I've been determined to visit the Musée d'Orsay ever since I was unceremoniously informed last week that the majority of the galleries had been closed to due a museum personnel strike. As I stood in line yesterday afternoon to purchase my advance tickets for the evening, I made a silent appeal to the French bureaucratic gods that today would not be a day for making statements. My efforts must have worked. When I asked the lady at the ticket counter whether or not the employees were en grève, she replied with a rather disappointed sounding "non."
The Musée d'Orsay is not only worth visiting because of the amazing works of art within, but also because of the beauty of the building itself. The museum is actually an old train station that was fully remodeled to serve as an exhibition hall. Located across from the Seine on the rive gauche, its ivory exterior gleams while its spacious interior inspires awe. In fact, there are even lookout points within the museum that allow you to admire its wide open spaces, and windows in some of the galleries provide spectacular views of Paris. Known mostly for sculpture and its collection of Impressionist paintings, d'Orsay's halls also hold decorative art and photography. The Van Gogh salle is not to be missed.
D'Orsay might be less famous than its grand neighbor across the river, Le Louvre, but I think that in many ways it is the better museum. Because its smaller in size, the Musée d'Orsay feels less daunting; you don't need a lifetime to see everything within, a good day or two will suffice. The Louvre can feel dark and cavernous, while d'Orsay is filled with light and space. And while she might not contain the Mona Lisa, the Musée d'Orsay has countless un-overrated classics that you don't need to fight a sea of camera-snapping tourists to see.
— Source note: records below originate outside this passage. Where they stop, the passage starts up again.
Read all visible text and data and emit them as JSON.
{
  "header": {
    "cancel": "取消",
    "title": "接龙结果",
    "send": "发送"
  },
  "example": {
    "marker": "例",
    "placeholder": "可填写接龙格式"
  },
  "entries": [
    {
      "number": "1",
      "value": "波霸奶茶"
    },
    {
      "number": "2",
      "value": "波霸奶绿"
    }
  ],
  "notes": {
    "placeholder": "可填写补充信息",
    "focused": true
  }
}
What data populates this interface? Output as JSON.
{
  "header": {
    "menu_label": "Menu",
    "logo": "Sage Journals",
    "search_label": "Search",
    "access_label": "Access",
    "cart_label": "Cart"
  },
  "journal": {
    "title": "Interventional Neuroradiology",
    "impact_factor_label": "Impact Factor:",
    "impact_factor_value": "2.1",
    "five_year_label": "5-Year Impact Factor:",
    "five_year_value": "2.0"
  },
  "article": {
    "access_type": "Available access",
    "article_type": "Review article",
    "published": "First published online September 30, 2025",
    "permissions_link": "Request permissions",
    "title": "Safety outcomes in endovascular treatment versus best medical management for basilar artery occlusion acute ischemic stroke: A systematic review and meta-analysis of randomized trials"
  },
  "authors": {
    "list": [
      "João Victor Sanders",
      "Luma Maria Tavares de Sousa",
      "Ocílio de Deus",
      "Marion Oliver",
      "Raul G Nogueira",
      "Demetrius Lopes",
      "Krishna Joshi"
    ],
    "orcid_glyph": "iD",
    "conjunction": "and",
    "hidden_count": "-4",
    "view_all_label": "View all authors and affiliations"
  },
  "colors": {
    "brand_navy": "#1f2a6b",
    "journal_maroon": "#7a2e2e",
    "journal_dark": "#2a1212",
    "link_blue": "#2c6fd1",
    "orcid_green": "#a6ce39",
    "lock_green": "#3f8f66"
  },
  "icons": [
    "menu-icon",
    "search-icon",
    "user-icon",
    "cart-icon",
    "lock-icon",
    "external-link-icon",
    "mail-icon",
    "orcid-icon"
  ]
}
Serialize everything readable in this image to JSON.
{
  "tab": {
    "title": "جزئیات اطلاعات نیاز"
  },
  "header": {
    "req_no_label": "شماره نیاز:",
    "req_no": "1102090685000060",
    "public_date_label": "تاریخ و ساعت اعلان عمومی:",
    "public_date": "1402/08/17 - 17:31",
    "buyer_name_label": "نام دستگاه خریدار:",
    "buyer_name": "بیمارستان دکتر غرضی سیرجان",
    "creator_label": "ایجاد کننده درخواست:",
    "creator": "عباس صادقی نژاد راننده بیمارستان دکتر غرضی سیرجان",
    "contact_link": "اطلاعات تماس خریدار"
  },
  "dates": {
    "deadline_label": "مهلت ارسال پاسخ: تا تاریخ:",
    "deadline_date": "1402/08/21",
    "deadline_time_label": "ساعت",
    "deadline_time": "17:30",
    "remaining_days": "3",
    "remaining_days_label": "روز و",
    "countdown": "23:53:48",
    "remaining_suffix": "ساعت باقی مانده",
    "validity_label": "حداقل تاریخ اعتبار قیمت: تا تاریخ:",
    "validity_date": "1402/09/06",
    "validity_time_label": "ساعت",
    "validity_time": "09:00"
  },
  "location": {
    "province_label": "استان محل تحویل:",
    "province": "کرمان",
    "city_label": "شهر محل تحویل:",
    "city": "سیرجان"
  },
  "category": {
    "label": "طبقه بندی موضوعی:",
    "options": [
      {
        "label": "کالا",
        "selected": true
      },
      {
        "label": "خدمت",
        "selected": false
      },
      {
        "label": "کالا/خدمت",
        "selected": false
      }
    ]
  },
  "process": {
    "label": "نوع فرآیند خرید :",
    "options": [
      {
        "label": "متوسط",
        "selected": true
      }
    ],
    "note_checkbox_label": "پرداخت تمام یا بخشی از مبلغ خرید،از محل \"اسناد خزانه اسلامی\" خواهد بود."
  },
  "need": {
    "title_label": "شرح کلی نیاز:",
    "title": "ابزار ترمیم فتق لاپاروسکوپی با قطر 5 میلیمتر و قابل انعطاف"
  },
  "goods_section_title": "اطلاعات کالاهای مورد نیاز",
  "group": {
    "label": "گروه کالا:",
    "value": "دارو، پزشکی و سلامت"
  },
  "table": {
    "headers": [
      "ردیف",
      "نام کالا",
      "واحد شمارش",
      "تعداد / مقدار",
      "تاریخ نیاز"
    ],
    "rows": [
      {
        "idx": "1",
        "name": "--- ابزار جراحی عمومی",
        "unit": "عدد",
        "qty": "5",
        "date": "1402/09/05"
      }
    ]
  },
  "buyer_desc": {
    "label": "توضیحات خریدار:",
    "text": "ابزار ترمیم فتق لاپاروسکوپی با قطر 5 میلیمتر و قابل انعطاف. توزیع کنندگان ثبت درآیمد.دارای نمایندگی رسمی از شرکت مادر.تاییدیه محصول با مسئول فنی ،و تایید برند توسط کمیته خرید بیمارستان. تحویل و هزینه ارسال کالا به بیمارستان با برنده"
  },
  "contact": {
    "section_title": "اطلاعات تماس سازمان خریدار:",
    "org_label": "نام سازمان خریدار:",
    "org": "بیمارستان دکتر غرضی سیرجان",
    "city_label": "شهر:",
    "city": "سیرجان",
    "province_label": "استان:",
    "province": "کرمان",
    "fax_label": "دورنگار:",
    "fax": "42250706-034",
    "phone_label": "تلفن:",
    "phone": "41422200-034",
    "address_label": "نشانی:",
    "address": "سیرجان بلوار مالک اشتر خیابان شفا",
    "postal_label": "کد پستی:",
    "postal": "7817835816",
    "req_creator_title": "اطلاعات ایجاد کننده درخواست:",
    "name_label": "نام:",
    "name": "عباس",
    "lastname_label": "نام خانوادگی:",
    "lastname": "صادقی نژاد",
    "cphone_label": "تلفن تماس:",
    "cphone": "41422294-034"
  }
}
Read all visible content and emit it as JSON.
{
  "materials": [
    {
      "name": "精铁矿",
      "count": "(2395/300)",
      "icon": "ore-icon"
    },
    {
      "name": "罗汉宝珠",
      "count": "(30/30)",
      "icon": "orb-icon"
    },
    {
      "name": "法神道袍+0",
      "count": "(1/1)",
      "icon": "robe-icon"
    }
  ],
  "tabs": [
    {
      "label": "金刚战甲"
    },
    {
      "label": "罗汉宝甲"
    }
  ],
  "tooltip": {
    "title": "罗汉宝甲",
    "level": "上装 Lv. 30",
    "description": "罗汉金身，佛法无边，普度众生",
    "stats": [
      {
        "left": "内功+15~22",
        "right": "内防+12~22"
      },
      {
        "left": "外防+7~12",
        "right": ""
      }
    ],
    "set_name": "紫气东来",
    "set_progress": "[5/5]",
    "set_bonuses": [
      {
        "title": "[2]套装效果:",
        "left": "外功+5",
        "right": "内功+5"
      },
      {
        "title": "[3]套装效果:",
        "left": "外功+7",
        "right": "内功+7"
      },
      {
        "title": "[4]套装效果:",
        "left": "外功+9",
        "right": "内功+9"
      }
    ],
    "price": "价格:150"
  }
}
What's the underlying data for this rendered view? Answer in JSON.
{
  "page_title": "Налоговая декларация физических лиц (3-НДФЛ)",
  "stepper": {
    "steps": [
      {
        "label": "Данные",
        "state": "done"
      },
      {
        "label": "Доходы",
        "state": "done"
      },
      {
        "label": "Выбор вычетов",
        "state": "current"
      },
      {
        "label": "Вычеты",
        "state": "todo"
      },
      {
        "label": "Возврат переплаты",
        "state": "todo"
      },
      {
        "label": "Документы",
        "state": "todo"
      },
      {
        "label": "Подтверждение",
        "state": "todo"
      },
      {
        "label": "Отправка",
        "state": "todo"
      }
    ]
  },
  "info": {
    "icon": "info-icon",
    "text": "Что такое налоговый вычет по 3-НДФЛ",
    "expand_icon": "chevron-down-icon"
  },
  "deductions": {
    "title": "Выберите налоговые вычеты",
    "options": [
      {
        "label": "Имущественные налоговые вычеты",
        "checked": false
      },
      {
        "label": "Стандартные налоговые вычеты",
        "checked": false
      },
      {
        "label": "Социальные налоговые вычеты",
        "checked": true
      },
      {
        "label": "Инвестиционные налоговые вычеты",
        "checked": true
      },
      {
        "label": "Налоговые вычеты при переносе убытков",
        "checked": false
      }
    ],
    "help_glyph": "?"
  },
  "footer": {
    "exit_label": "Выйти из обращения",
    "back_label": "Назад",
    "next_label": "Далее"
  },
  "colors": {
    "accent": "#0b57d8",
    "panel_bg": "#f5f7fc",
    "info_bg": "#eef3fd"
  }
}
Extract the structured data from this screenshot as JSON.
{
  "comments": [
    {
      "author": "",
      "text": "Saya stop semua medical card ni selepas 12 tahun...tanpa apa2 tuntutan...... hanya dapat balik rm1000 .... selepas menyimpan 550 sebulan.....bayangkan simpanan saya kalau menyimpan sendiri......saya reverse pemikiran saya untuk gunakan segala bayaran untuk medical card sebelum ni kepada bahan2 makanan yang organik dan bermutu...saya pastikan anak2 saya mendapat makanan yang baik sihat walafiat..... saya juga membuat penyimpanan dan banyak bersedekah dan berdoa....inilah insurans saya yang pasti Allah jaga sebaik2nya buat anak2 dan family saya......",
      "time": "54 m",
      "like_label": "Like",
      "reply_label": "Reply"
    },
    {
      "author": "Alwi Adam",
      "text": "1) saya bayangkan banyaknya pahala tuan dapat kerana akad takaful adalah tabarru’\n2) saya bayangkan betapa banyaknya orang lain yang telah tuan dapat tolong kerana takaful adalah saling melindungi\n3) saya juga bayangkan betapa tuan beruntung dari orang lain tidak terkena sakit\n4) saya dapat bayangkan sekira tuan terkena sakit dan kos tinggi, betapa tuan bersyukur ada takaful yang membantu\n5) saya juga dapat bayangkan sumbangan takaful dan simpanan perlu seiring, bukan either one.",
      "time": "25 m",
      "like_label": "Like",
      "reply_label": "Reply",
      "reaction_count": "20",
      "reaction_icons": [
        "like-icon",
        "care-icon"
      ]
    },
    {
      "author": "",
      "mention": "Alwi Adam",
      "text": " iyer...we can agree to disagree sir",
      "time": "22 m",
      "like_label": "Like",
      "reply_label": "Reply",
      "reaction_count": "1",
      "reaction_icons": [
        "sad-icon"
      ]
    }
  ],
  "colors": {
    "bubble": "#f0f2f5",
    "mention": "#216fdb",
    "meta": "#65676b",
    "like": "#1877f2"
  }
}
A visit to Paris should always include a visit to the Musée d'Orsay. Just be sure that on the day you show up, so do the people with the keys.